11 Old Timey Criminal Slang Terms for the Police
Slang Terms for Police
Criminals have been referring to police as pigs since at least 1811. But just as they came up with many creative names for the people who ratted them out, crooks also called cops and private detectives by many other, more creative names. Here are a few of them from Eric Partridge’s Dictionary of the Underworld.
1. Beak Runner
A term circa 1789 for a policeman who is running down, or finding information about, criminals. It was obsolete by 1870.
According to Henry Leverage's "Dictionary of the Underworld," which appeared in a 1925 issue of Flynn's, this term referred to a detective who looked for pickpockets.
3. Elephant Ears
"Popular report has it that he listens so often, so long, so hard, that his ears grow to monstrous size," Partridge writes of this term for a policeman, which originated with a piece by J. Allen Dunn in the November 15, 1930 issue of Flynn's: "There's a couple of elephant ears ... spotting this joint."
Fuzz, referring to the police force, originated in America in 1929. A fuzzy, meanwhile, was a term from 1931 and referred to a policeman who was "very diligent in enforcing the law."
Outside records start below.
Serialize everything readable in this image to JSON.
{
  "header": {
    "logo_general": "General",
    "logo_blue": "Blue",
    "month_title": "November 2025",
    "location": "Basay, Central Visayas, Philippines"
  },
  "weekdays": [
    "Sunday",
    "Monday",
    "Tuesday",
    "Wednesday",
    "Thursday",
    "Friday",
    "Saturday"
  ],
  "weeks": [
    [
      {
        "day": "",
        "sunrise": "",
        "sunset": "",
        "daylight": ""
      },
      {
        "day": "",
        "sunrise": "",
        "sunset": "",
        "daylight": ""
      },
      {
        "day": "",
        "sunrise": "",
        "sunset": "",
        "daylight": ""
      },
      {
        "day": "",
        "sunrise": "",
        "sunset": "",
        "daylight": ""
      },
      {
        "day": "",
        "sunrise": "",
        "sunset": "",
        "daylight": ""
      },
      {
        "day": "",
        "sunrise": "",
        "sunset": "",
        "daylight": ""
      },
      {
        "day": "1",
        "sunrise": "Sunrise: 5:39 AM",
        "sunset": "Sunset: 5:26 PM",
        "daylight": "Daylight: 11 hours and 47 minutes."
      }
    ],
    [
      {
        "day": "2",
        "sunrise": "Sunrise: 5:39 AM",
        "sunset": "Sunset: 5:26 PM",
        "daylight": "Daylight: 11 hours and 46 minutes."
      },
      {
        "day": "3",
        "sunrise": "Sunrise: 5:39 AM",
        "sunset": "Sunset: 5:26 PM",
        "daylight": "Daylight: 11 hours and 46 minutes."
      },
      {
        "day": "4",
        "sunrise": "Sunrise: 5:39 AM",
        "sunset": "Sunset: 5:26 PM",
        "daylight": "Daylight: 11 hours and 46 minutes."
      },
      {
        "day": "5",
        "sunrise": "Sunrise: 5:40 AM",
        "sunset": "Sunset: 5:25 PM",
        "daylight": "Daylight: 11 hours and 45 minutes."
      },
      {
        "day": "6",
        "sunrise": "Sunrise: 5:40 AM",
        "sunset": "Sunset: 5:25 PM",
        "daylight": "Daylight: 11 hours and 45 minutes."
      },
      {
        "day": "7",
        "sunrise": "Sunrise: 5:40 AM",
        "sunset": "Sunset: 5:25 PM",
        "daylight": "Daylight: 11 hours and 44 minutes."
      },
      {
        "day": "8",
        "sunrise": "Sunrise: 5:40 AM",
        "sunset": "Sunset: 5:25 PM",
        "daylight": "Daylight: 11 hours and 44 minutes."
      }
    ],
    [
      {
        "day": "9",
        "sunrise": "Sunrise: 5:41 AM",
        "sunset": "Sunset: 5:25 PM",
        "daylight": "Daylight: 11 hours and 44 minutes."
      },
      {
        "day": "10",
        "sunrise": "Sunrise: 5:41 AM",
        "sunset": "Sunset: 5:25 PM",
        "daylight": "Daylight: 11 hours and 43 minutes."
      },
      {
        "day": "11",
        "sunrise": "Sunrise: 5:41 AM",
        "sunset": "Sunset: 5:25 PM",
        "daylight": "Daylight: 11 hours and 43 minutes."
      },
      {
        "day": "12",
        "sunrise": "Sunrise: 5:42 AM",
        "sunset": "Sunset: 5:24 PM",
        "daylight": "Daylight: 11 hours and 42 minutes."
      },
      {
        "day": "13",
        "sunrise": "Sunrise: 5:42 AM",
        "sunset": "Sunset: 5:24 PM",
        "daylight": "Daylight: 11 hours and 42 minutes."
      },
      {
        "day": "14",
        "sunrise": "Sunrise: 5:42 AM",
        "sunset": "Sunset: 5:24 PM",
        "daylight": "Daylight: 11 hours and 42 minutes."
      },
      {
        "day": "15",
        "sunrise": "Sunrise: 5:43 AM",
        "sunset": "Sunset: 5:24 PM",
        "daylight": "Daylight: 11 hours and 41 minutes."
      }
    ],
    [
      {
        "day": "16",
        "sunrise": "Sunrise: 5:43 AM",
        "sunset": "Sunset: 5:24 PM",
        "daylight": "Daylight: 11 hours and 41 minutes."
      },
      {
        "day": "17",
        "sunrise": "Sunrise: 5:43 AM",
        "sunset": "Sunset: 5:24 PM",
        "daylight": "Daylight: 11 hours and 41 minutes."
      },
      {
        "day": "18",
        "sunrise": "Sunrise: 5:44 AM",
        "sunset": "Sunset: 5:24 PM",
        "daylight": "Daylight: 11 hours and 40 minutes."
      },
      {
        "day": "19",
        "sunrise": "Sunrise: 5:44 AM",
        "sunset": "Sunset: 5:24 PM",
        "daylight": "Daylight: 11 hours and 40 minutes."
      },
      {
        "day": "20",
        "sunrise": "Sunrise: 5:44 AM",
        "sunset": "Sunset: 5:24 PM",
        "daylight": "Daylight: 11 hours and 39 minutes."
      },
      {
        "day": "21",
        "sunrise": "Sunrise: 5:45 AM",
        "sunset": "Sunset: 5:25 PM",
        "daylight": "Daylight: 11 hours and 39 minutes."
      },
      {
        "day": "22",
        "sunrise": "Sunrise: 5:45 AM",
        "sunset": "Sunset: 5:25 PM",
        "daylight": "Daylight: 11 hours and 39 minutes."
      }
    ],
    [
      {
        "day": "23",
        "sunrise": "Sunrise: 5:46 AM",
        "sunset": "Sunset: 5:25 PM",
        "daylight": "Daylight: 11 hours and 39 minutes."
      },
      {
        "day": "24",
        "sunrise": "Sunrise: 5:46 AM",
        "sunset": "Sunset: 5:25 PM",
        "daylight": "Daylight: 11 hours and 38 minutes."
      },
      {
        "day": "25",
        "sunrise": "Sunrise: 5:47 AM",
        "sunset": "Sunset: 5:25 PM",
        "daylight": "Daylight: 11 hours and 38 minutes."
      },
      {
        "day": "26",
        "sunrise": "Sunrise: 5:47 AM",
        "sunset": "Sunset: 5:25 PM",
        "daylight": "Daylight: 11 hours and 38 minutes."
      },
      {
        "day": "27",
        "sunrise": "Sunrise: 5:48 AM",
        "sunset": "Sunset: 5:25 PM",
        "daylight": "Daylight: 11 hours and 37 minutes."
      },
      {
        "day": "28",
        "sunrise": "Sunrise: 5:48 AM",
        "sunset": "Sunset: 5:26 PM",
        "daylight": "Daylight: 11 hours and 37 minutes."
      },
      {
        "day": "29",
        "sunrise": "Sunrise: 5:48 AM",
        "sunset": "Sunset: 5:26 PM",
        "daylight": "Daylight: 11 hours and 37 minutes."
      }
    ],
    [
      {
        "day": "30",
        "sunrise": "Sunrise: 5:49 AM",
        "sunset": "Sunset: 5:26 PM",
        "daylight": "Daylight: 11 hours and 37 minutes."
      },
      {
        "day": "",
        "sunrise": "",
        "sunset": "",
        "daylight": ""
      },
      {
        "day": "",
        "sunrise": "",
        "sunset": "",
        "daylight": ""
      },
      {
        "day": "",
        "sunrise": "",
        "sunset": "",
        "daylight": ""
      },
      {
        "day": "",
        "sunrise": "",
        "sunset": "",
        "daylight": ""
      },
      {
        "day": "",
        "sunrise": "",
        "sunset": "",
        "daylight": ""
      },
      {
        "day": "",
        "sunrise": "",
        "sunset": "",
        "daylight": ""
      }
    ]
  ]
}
5. Lizzie Lice
A term from 1933 for policemen patrolling in cars. The singular form is Lizzie Lousie: "'A policeman who uses a smalle coupe in which to patrol his beat' ... that being a contemptuous term," Partridge writes.
This 1910 term was "not very common," according to Partridge. "Perhaps, via a hypothetical mittery ... hands clapped by policemen on malefactors' shoulders."
7. Nabbing Cull
A 1781 term for a constable or officer of the law, from Ralph Tomlinson's parody, A Slang Pastoral:
”Will no blood-hunting foodpad, that hears me complain,
Stop the wind of that nabbing-cull, constable Payne?”
The term was obsolete by 1860.
8. Rat Bag
An Australian term, circa the 1930s, for a plainclothes detective.
Scorch is a 1925 term meaning "to arrest (someone)." A scorcher is the policeman or detective who does the arresting.
This term for a detective comes from Edwin Pugh's 1906 novel The Spoilers:
"It shows you ain't too anxious ... to be recognised by the tiggies, see?"
It also appears again in Pugh's 1914 book The Cockney at Home: Stories and Studies of London Life and Character; by 1918, it was low slang.
11. Wire Split
This term, used since 1930, referred to a detective of the pickpocket squad.